Their food choices change as they grow and develop. While they are small, groupers eat crabs, shrimp, and squid. As they grow larger, they transition to eating mostly fish.

How do groupers reproduce?

Most species form large aggregations called fish spawning aggregations (FSA) which typically occur during specific times of the year. Each species has a unique time of the year and specific location to aggregate until they spawn, and at some locations various grouper species can overlap. During these FSAs, groupers will release their eggs and sperm high into the water column where they are fertilized and carried by the ocean currents. These reproductive outputs are extremely important to grouper population replenishment and resilience, as it represents the only opportunity that for the grouper to contribute to the next generation.

Why are groupers so important to the marine ecosystem?

Groupers perform a key ecological function as reef predators. This means that they exert a top-down control on some of the components of the marine food web and as a result they help maintain optimal populations of fish that they consume. If these predators vanish, then the lower trophic level fish and organisms can grow and expand out of control which can alter the delicate balance of the food web. This maintains other populations in evolutionary and ecological balance in ecosystems that are productive and can rebound from natural events.

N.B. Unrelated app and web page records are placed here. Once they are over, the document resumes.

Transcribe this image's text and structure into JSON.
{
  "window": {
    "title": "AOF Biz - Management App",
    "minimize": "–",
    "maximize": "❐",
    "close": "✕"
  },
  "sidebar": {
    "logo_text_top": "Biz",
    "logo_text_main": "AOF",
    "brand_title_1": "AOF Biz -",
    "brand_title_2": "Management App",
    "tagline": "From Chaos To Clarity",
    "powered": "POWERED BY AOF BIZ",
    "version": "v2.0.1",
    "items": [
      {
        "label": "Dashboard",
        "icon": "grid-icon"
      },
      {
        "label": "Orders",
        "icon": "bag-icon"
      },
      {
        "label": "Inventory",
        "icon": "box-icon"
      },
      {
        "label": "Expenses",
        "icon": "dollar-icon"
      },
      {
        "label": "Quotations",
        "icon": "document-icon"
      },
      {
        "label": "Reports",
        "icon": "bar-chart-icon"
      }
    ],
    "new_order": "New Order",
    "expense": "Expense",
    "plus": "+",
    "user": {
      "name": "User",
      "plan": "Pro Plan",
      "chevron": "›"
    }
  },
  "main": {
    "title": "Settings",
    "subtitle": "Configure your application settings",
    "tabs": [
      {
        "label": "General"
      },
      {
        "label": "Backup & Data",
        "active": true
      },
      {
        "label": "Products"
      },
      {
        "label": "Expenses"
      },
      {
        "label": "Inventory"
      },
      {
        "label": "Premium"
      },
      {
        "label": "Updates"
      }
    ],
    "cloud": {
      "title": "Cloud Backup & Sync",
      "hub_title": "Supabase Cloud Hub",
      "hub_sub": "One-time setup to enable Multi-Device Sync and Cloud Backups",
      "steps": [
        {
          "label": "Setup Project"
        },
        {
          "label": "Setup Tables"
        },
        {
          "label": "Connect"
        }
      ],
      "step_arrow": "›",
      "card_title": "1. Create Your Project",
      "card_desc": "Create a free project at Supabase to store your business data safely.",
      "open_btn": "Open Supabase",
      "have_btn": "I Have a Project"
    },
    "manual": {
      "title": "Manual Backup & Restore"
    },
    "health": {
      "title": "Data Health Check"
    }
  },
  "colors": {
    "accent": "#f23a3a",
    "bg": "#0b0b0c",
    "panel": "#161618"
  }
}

Are there other grouper species besides those featured on this website that I could see or catch in Puerto Rico?

Yes! We have featured what we call “coral reef groupers” which are those associated with shallow (0-30m/100ft) coral reef systems and commonly encountered by fishers, divers and spearfishers. But there are also a few rarer species like the , Comb and Mutton Hamlet in associated habitats as well as deeper water  grouper species like the Misty, Marbled, Snowy, Red and Yellowedge grouper.